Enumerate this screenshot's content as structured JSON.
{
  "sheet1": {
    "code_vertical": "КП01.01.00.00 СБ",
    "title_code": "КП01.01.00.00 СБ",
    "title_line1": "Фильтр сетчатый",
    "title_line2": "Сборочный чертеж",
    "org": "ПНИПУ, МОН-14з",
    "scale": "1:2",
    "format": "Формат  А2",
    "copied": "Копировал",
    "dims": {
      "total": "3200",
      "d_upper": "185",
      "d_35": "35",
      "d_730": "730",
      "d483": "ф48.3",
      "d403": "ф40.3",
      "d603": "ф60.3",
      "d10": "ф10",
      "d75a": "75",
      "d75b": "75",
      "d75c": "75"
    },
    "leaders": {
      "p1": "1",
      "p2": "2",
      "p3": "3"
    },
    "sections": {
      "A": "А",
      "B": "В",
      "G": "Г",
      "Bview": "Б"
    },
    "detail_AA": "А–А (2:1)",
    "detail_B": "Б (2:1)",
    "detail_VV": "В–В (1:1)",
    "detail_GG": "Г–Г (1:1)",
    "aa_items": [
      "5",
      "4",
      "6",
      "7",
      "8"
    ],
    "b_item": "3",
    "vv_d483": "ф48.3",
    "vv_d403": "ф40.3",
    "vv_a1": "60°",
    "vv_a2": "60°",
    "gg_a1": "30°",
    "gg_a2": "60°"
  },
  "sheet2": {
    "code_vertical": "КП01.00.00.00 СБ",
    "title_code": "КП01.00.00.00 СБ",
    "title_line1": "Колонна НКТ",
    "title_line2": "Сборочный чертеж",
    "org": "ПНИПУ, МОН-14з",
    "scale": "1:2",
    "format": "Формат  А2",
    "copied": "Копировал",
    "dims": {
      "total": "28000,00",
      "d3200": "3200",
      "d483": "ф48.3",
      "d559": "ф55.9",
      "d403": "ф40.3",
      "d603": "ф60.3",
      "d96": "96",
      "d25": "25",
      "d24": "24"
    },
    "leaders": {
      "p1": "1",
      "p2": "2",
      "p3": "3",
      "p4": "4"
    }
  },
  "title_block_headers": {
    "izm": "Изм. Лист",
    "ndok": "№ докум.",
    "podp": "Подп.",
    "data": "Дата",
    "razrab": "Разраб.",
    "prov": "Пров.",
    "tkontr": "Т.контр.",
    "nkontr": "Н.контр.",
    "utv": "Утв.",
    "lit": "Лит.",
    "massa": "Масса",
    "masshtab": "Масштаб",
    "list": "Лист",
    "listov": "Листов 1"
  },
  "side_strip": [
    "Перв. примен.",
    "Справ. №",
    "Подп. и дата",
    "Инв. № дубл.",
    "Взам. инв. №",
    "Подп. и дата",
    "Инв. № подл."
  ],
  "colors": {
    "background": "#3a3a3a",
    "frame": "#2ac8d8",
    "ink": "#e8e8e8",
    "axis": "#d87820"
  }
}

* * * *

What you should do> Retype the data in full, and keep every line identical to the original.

Written reply>
Enumerate this screenshot's content as structured JSON.
{
  "sheet1": {
    "code_vertical": "КП01.01.00.00 СБ",
    "title_code": "КП01.01.00.00 СБ",
    "title_line1": "Фильтр сетчатый",
    "title_line2": "Сборочный чертеж",
    "org": "ПНИПУ, МОН-14з",
    "scale": "1:2",
    "format": "Формат  А2",
    "copied": "Копировал",
    "dims": {
      "total": "3200",
      "d_upper": "185",
      "d_35": "35",
      "d_730": "730",
      "d483": "ф48.3",
      "d403": "ф40.3",
      "d603": "ф60.3",
      "d10": "ф10",
      "d75a": "75",
      "d75b": "75",
      "d75c": "75"
    },
    "leaders": {
      "p1": "1",
      "p2": "2",
      "p3": "3"
    },
    "sections": {
      "A": "А",
      "B": "В",
      "G": "Г",
      "Bview": "Б"
    },
    "detail_AA": "А–А (2:1)",
    "detail_B": "Б (2:1)",
    "detail_VV": "В–В (1:1)",
    "detail_GG": "Г–Г (1:1)",
    "aa_items": [
      "5",
      "4",
      "6",
      "7",
      "8"
    ],
    "b_item": "3",
    "vv_d483": "ф48.3",
    "vv_d403": "ф40.3",
    "vv_a1": "60°",
    "vv_a2": "60°",
    "gg_a1": "30°",
    "gg_a2": "60°"
  },
  "sheet2": {
    "code_vertical": "КП01.00.00.00 СБ",
    "title_code": "КП01.00.00.00 СБ",
    "title_line1": "Колонна НКТ",
    "title_line2": "Сборочный чертеж",
    "org": "ПНИПУ, МОН-14з",
    "scale": "1:2",
    "format": "Формат  А2",
    "copied": "Копировал",
    "dims": {
      "total": "28000,00",
      "d3200": "3200",
      "d483": "ф48.3",
      "d559": "ф55.9",
      "d403": "ф40.3",
      "d603": "ф60.3",
      "d96": "96",
      "d25": "25",
      "d24": "24"
    },
    "leaders": {
      "p1": "1",
      "p2": "2",
      "p3": "3",
      "p4": "4"
    }
  },
  "title_block_headers": {
    "izm": "Изм. Лист",
    "ndok": "№ докум.",
    "podp": "Подп.",
    "data": "Дата",
    "razrab": "Разраб.",
    "prov": "Пров.",
    "tkontr": "Т.контр.",
    "nkontr": "Н.контр.",
    "utv": "Утв.",
    "lit": "Лит.",
    "massa": "Масса",
    "masshtab": "Масштаб",
    "list": "Лист",
    "listov": "Листов 1"
  },
  "side_strip": [
    "Перв. примен.",
    "Справ. №",
    "Подп. и дата",
    "Инв. № дубл.",
    "Взам. инв. №",
    "Подп. и дата",
    "Инв. № подл."
  ],
  "colors": {
    "background": "#3a3a3a",
    "frame": "#2ac8d8",
    "ink": "#e8e8e8",
    "axis": "#d87820"
  }
}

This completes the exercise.